Modern medicine has been making leaps and pursuing feats that may wind up monumental. From a newborn being dosed to successfully “cure” him of HIV within 30 hours of birth, experimental RNA munchers that might knock out more than just Hepatitis C, and other treatment methods that are, quite frankly, the bees knees… or bee venom?
Here is the gist of a few intriguing newly developed or reformed methods of treatment and prevention within the medicinal world we are a part of. Bee venom, a novel approach to HIV prevention: According to study results of multiple scientific-medical experiments, including an appearance in a March issue of Antiviral Therapy, bee venom might be helpful in the riddance of HIV and other viruses. A potent toxin found in their venom called melittin which shows effectiveness in destroying HIV cells by eroding their double-layer viral envelopes.
Early HIV detection: a baby was given nothing more than commonly available antiretroviral drugs and now shows no signs of being ill with the virus. She was, however, dosed within less than 30 hours of her birth and for 18 months afterwards, which is most likely why the treatment was so successful. Similarly, a study done on 14 patients in France, who were treated very swiftly, rebounded with little sign of the virus revitalizing.
The total eradication of the HIV virus from a human body has not yet been done, but methods involving quick treatment proceeding early detection pose as a functional cure for a small proportion of patients, rather than a compete cure.
RNA munching possible Hepatitis C treatment: The hepatitis virus usually attaches to microRNA-122, which resides in the liver. A new drug, called miravirsen, binds to microRNA-122, sequesters it and indirectly hinders viral duplication. Study patients who did receive the drug showed promising results, while those given the placebo did not. Some worry that because microRNA-122 affects liver function in some areas, the drug might cause serious side effects. The possible results of this procedure are still being weighed out and updated.
Cancer prevention, early detection and treatment: cancer research is huge right now, and there is no way I can cover all the new possibilities and practices right here. Some of the interesting and less invasive, per se, methods are as such:
Prevention by decreased exposure: We know what exposure to carcinogens increases cancer metastasis, and studies show women (and subsequently men, though not talked about in the survey) who worked for ten years in a job with high exposure to carcinogens and endocrine disruptors had a 42 percent increase of developing cancer than the control population. Firstly, cancer is caused by a suppressed immune system that is unable to “kill” cancer. Most of us have cancers in our bodies right now, but also have the ability to fend them off. Thusly, vitamin and mineral deficiencies and lack of sleep, improper diet and systematic, almost circadian, experiences of slight hunger do in fact increase ones risk of developing cancer. Also avoiding jobs on pesticide-ridden farms, plastic producing, metalworking, on the highway, and food canning (cans with bisphenyl A, commonly BPA) jobs will decrease risk immensely.
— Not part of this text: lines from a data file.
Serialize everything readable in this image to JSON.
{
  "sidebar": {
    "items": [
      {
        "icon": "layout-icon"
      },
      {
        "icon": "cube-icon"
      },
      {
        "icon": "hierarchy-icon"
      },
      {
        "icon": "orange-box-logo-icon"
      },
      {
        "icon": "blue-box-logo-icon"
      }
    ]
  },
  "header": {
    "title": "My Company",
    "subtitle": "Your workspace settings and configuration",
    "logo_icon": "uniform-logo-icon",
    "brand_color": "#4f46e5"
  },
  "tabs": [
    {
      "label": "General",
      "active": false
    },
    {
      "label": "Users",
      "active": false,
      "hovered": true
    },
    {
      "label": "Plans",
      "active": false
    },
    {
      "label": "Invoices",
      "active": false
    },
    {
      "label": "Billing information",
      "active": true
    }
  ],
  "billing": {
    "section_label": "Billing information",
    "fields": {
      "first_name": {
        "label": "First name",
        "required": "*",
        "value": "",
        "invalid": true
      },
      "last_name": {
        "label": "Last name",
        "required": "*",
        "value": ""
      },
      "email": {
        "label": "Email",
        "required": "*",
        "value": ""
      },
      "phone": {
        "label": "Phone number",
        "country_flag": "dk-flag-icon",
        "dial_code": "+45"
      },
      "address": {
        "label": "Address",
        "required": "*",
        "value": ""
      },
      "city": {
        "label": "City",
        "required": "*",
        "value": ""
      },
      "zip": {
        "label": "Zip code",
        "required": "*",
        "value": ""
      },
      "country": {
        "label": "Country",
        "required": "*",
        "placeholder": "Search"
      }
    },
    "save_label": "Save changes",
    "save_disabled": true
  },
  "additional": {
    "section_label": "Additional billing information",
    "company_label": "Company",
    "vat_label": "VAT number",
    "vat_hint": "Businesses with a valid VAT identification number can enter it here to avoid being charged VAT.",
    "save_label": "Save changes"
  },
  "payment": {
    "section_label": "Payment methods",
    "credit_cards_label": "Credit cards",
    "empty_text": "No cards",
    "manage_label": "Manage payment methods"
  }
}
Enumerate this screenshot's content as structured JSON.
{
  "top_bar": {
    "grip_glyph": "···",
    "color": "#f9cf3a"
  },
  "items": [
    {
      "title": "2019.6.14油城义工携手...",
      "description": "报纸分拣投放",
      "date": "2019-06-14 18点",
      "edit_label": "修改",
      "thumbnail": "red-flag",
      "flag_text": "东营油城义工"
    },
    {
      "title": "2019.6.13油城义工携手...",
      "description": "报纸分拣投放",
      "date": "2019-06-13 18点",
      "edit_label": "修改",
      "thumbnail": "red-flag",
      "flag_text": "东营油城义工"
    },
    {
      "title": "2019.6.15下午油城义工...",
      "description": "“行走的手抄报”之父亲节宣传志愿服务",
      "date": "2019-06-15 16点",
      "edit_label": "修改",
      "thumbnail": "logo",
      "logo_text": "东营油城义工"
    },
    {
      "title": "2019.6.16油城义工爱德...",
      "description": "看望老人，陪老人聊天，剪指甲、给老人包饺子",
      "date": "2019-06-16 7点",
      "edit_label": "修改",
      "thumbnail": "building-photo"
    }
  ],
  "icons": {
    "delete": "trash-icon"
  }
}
Early detection and treatment: in recent years, scientists have been able to link certain gene patterns with more aggressive cancers, which with increased probability, the patients are more likely to keep a look out for early signs. Early detection methods have also taken rise, and unfortunately many are direct exposures to radiation, so be wary. Two of these that sound otherwise very successful are scintimammography, where a slightly radioactive tracer is injected into a vein, then detected by a special camera. Another is a 3D mammography technique where 3D images are taken by x-ray, mapping breast tissue. A new chemotherapy drug that targets cancers caused by BRCA mutations are called PARP inhibitors, and have shown promise in clinical trials treating breast, ovarian, and prostate cancers that spread with resistance to other treatments.